Divvy will grow by 175 stations this year, adding 1,750 bicycles. Stations will be added to expand the coverage area, but also to add more stations in the existing coverage area. Wiedel says that infill stations will comprise approximately 20 percent of the system expansion. The coverage area, Wiedel described, would expand to Howard Street in the north, 79th Street in the south, and Kedzie Avenue on the west, and reach closer to the lakefront as you move north and south.

In addition to distance between stations, bike-share systems should be planned to have “a more or less uniform station density throughout the coverage area,” according to the ITDP guide. Divvy’s station density varies greatly, and Hughes said the system has “half of the minimum station density that ITDP would recommend.”
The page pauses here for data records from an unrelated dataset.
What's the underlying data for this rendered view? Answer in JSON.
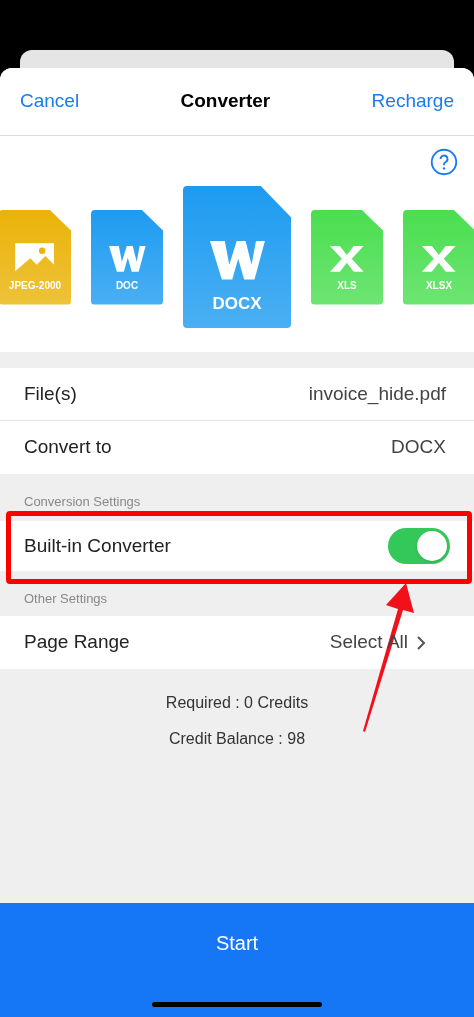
{
  "nav": {
    "cancel": "Cancel",
    "title": "Converter",
    "recharge": "Recharge"
  },
  "formats": [
    {
      "label": "JPEG-2000",
      "kind": "image",
      "color": "#eab308",
      "selected": false
    },
    {
      "label": "DOC",
      "kind": "word",
      "color": "#1d9bf0",
      "selected": false
    },
    {
      "label": "DOCX",
      "kind": "word",
      "color": "#1d9bf0",
      "selected": true
    },
    {
      "label": "XLS",
      "kind": "sheet",
      "color": "#4ade50",
      "selected": false
    },
    {
      "label": "XLSX",
      "kind": "sheet",
      "color": "#4ade50",
      "selected": false
    }
  ],
  "file_rows": [
    {
      "label": "File(s)",
      "value": "invoice_hide.pdf"
    },
    {
      "label": "Convert to",
      "value": "DOCX"
    }
  ],
  "conversion_settings": {
    "header": "Conversion Settings",
    "label": "Built-in Converter",
    "on": true,
    "highlighted": true
  },
  "other_settings": {
    "header": "Other Settings",
    "label": "Page Range",
    "value": "Select All"
  },
  "credits": [
    "Required : 0 Credits",
    "Credit Balance : 98"
  ],
  "start_button": "Start"
}
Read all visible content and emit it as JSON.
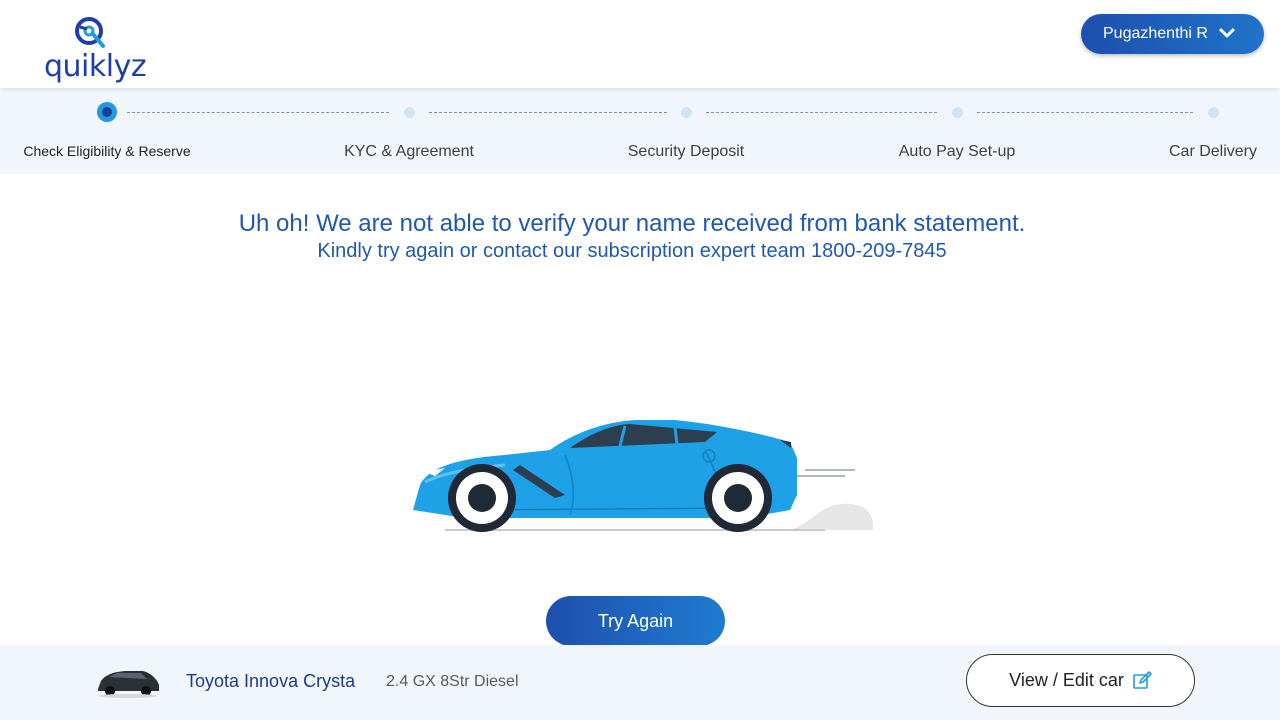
{
  "header": {
    "logo_text": "quiklyz",
    "user_name": "Pugazhenthi R"
  },
  "stepper": {
    "steps": [
      {
        "label": "Check Eligibility & Reserve",
        "active": true
      },
      {
        "label": "KYC & Agreement",
        "active": false
      },
      {
        "label": "Security Deposit",
        "active": false
      },
      {
        "label": "Auto Pay Set-up",
        "active": false
      },
      {
        "label": "Car Delivery",
        "active": false
      }
    ]
  },
  "main": {
    "error_title": "Uh oh! We are not able to verify your name received from bank statement.",
    "error_subtitle": "Kindly try again or contact our subscription expert team 1800-209-7845",
    "try_again_label": "Try Again"
  },
  "footer": {
    "car_name": "Toyota Innova Crysta",
    "car_variant": "2.4 GX 8Str Diesel",
    "view_edit_label": "View / Edit car"
  },
  "colors": {
    "brand_blue": "#2058b0",
    "accent_blue": "#1f9be0",
    "car_body": "#1ea1e6"
  }
}
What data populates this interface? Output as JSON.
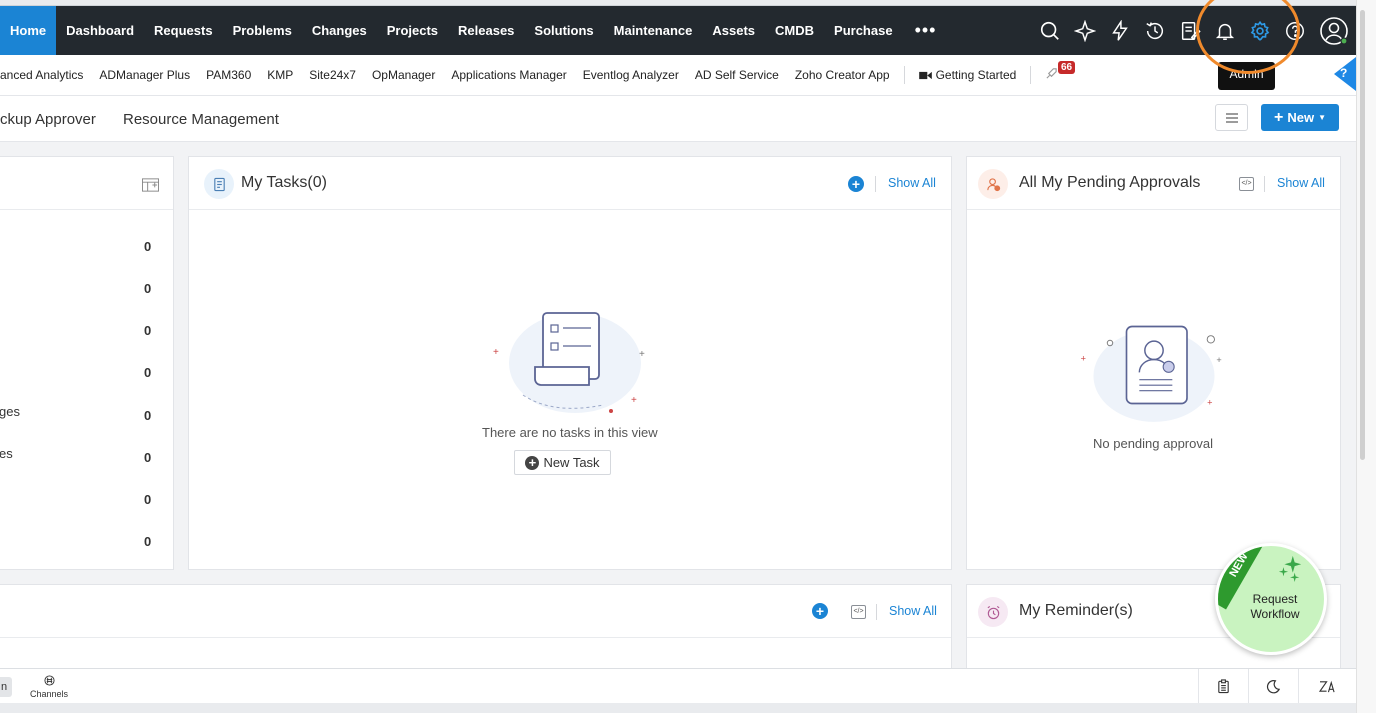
{
  "topnav": {
    "items": [
      "Home",
      "Dashboard",
      "Requests",
      "Problems",
      "Changes",
      "Projects",
      "Releases",
      "Solutions",
      "Maintenance",
      "Assets",
      "CMDB",
      "Purchase"
    ],
    "more": "•••",
    "icons": [
      "search-icon",
      "magic-icon",
      "lightning-icon",
      "history-icon",
      "notes-icon",
      "bell-icon",
      "gear-icon",
      "help-icon",
      "user-icon"
    ]
  },
  "quicklinks": {
    "items": [
      "anced Analytics",
      "ADManager Plus",
      "PAM360",
      "KMP",
      "Site24x7",
      "OpManager",
      "Applications Manager",
      "Eventlog Analyzer",
      "AD Self Service",
      "Zoho Creator App"
    ],
    "getting_started": "Getting Started",
    "badge": "66",
    "help": "?"
  },
  "tabs": {
    "items": [
      "ckup Approver",
      "Resource Management"
    ],
    "new_label": "New"
  },
  "left_card": {
    "rows": [
      {
        "label": "",
        "value": "0"
      },
      {
        "label": "",
        "value": "0"
      },
      {
        "label": "",
        "value": "0"
      },
      {
        "label": "",
        "value": "0"
      },
      {
        "label": "ges",
        "value": "0"
      },
      {
        "label": "es",
        "value": "0"
      },
      {
        "label": "",
        "value": "0"
      },
      {
        "label": "",
        "value": "0"
      }
    ]
  },
  "tasks_card": {
    "title": "My Tasks(0)",
    "show_all": "Show All",
    "empty": "There are no tasks in this view",
    "new_task": "New Task"
  },
  "approvals_card": {
    "title": "All My Pending Approvals",
    "show_all": "Show All",
    "empty": "No pending approval"
  },
  "bottom_left_card": {
    "show_all": "Show All"
  },
  "reminders_card": {
    "title": "My Reminder(s)"
  },
  "workflow_badge": {
    "ribbon": "NEW",
    "text": "Request Workflow"
  },
  "tooltip": {
    "text": "Admin"
  },
  "bottombar": {
    "left_tab": "n",
    "channels": "Channels"
  },
  "colors": {
    "accent": "#1b84d4",
    "nav_bg": "#23292f",
    "highlight": "#f08a2c",
    "badge_red": "#c62a2a",
    "workflow_green": "#2e9a2e"
  }
}
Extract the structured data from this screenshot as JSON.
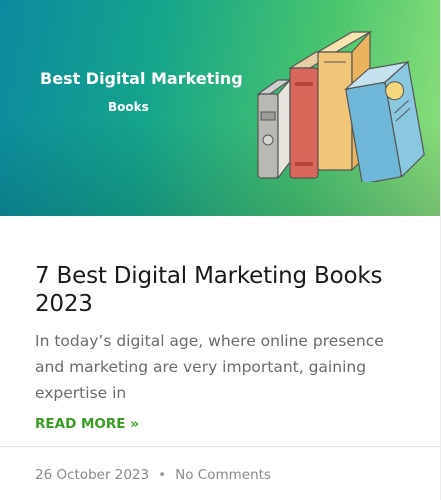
{
  "banner": {
    "title": "Best Digital Marketing",
    "subtitle": "Books",
    "gradient_start": "#0b8aa0",
    "gradient_end": "#8fe07a",
    "illustration": "books-illustration"
  },
  "post": {
    "title": "7 Best Digital Marketing Books 2023",
    "excerpt": "In today’s digital age, where online presence and marketing are very important, gaining expertise in",
    "read_more_label": "READ MORE »",
    "read_more_color": "#3a9d23"
  },
  "meta": {
    "date": "26 October 2023",
    "separator": "•",
    "comments": "No Comments"
  }
}
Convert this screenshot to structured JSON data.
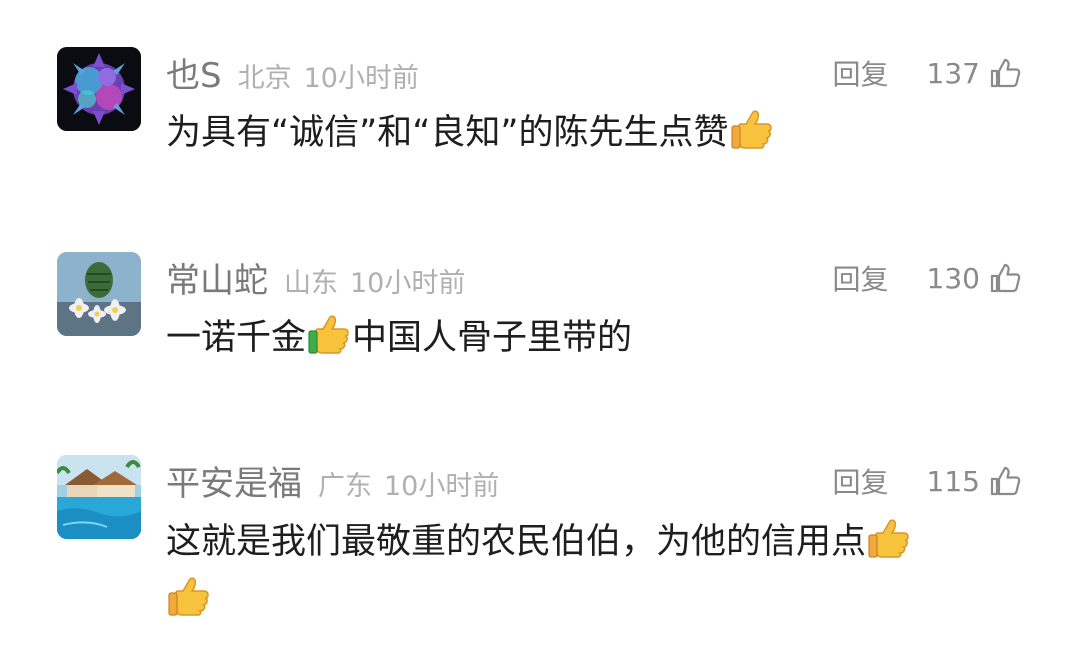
{
  "comments": [
    {
      "user": "也S",
      "location": "北京",
      "time": "10小时前",
      "reply_label": "回复",
      "likes": "137",
      "text_parts": [
        "为具有“诚信”和“良知”的陈先生点赞",
        ""
      ],
      "emoji": "thumbs-up"
    },
    {
      "user": "常山蛇",
      "location": "山东",
      "time": "10小时前",
      "reply_label": "回复",
      "likes": "130",
      "text_parts": [
        "一诺千金",
        "中国人骨子里带的"
      ],
      "emoji": "thumbs-up"
    },
    {
      "user": "平安是福",
      "location": "广东",
      "time": "10小时前",
      "reply_label": "回复",
      "likes": "115",
      "text_parts": [
        "这就是我们最敬重的农民伯伯，为他的信用点",
        ""
      ],
      "emoji": "thumbs-up"
    }
  ],
  "colors": {
    "name": "#7a7a7a",
    "meta": "#b0b0b0",
    "action": "#8a8a8a",
    "body": "#1e1e1e",
    "emoji": "#f7c23c"
  }
}
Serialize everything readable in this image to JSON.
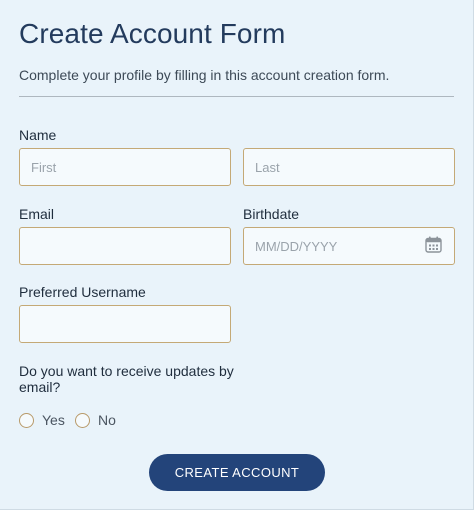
{
  "form": {
    "title": "Create Account Form",
    "subtitle": "Complete your profile by filling in this account creation form."
  },
  "fields": {
    "name_label": "Name",
    "first_placeholder": "First",
    "last_placeholder": "Last",
    "email_label": "Email",
    "email_value": "",
    "birthdate_label": "Birthdate",
    "birthdate_placeholder": "MM/DD/YYYY",
    "birthdate_icon": "calendar-icon",
    "username_label": "Preferred Username",
    "username_value": ""
  },
  "updates": {
    "question": "Do you want to receive updates by email?",
    "options": [
      "Yes",
      "No"
    ],
    "selected": null
  },
  "submit": {
    "label": "CREATE ACCOUNT"
  },
  "colors": {
    "background": "#e9f3fa",
    "title": "#233b5d",
    "field_border": "#c4a976",
    "button": "#23447a",
    "button_text": "#ffffff"
  }
}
When I tweeted that the station at Prairie/Garfield was the “most disconnected” one, 3rd Ward Alderman Pat Dowell agreed, tweeting back, “You’re right. A new station will be at 51st between Prairie and King (tbd) this year. The Garfield CTA station is a transit hub.” However, the 3rd Ward, with nine stations, has a density of less than one per square kilometer, and even with a 20 percent increase would remain below ITDP’s minimum recommendation.

With 175 more stations set to go online in 2014, and possibly 75 more after that (for a total of 550), between 35 and 50 bike-share stations should be added to the existing zone, improving connectivity for many neighborhoods. However, according to Hughes, Divvy needs to double or triple station density from the current four stations per square kilometer to reach the top-tier performance of the systems in New York City, Montréal, or Mexico City. Even 50 stations to fill out the existing system may not be enough.